- [Data]:
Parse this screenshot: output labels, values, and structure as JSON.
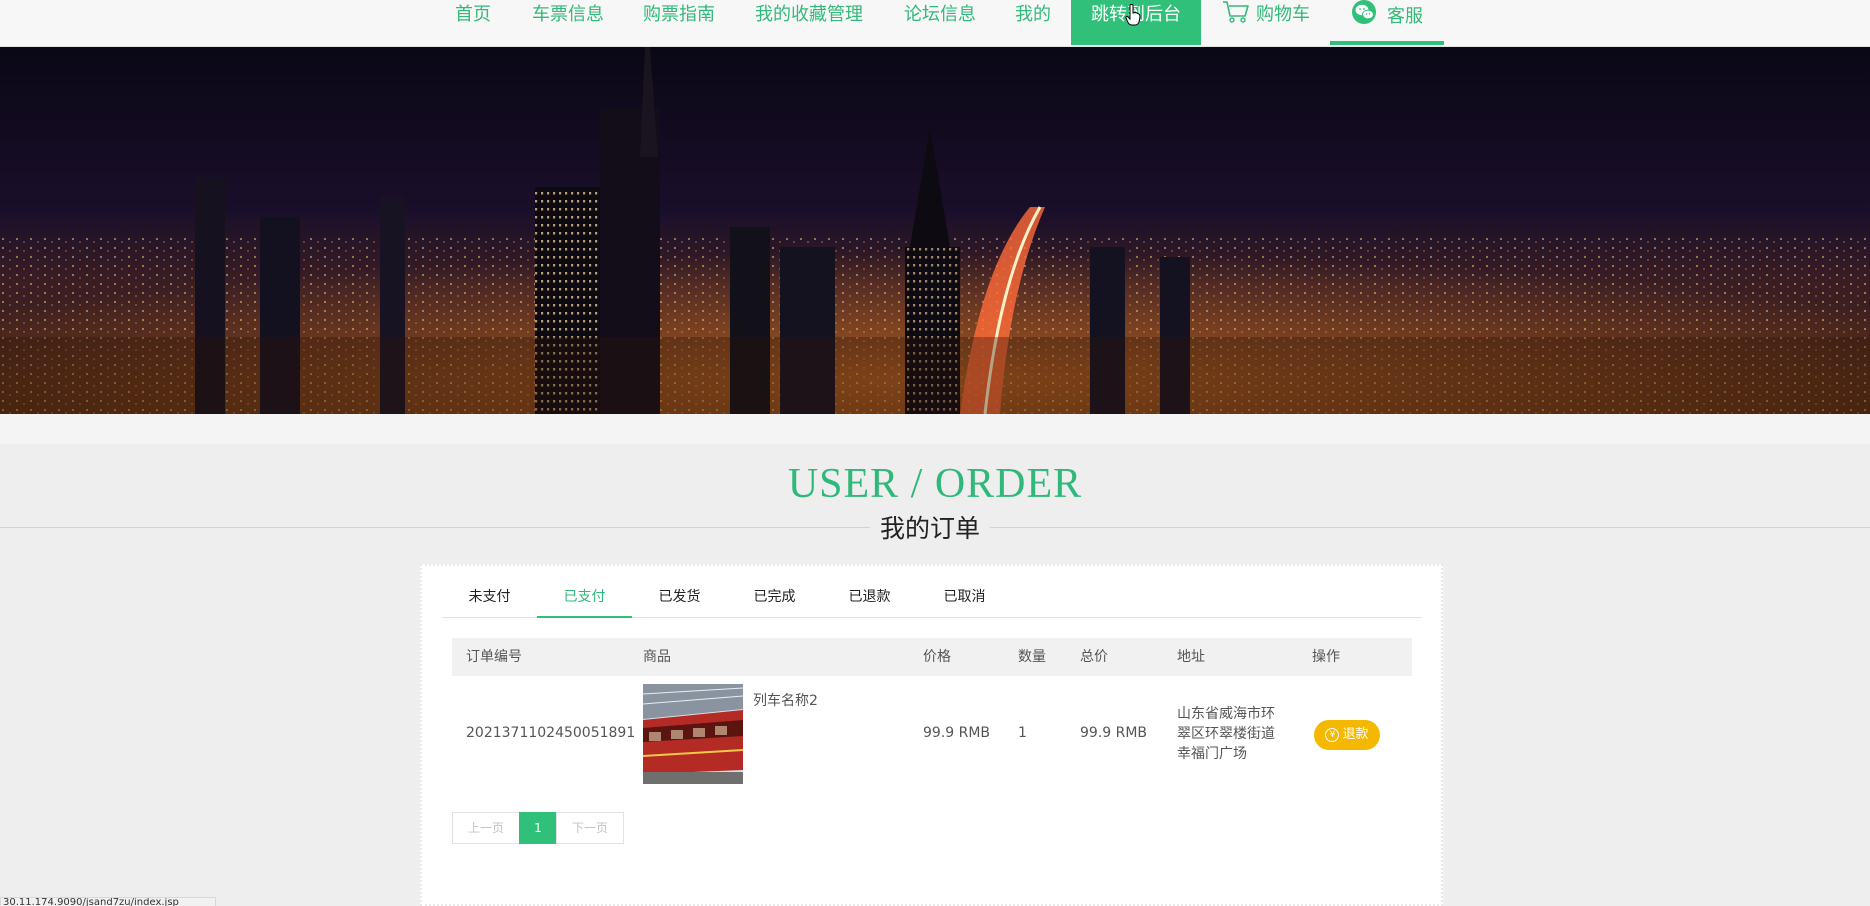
{
  "nav": {
    "items": [
      "首页",
      "车票信息",
      "购票指南",
      "我的收藏管理",
      "论坛信息",
      "我的"
    ],
    "backend_label": "跳转到后台",
    "cart_label": "购物车",
    "service_label": "客服"
  },
  "colors": {
    "accent": "#30c07a",
    "refund": "#f5b800"
  },
  "heading": {
    "en": "USER / ORDER",
    "cn": "我的订单"
  },
  "tabs": [
    "未支付",
    "已支付",
    "已发货",
    "已完成",
    "已退款",
    "已取消"
  ],
  "active_tab": "已支付",
  "table": {
    "headers": [
      "订单编号",
      "商品",
      "价格",
      "数量",
      "总价",
      "地址",
      "操作"
    ],
    "rows": [
      {
        "order_no": "2021371102450051891",
        "product": "列车名称2",
        "price": "99.9 RMB",
        "quantity": "1",
        "total": "99.9 RMB",
        "address": [
          "山东省威海市环",
          "翠区环翠楼街道",
          "幸福门广场"
        ],
        "action": "退款"
      }
    ]
  },
  "pager": {
    "prev": "上一页",
    "current": "1",
    "next": "下一页"
  },
  "status_bar": "30.11.174.9090/jsand7zu/index.jsp"
}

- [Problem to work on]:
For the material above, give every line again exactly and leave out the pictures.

- [Exercise response]:
Parse this screenshot: output labels, values, and structure as JSON.
{
  "nav": {
    "items": [
      "首页",
      "车票信息",
      "购票指南",
      "我的收藏管理",
      "论坛信息",
      "我的"
    ],
    "backend_label": "跳转到后台",
    "cart_label": "购物车",
    "service_label": "客服"
  },
  "colors": {
    "accent": "#30c07a",
    "refund": "#f5b800"
  },
  "heading": {
    "en": "USER / ORDER",
    "cn": "我的订单"
  },
  "tabs": [
    "未支付",
    "已支付",
    "已发货",
    "已完成",
    "已退款",
    "已取消"
  ],
  "active_tab": "已支付",
  "table": {
    "headers": [
      "订单编号",
      "商品",
      "价格",
      "数量",
      "总价",
      "地址",
      "操作"
    ],
    "rows": [
      {
        "order_no": "2021371102450051891",
        "product": "列车名称2",
        "price": "99.9 RMB",
        "quantity": "1",
        "total": "99.9 RMB",
        "address": [
          "山东省威海市环",
          "翠区环翠楼街道",
          "幸福门广场"
        ],
        "action": "退款"
      }
    ]
  },
  "pager": {
    "prev": "上一页",
    "current": "1",
    "next": "下一页"
  },
  "status_bar": "30.11.174.9090/jsand7zu/index.jsp"
}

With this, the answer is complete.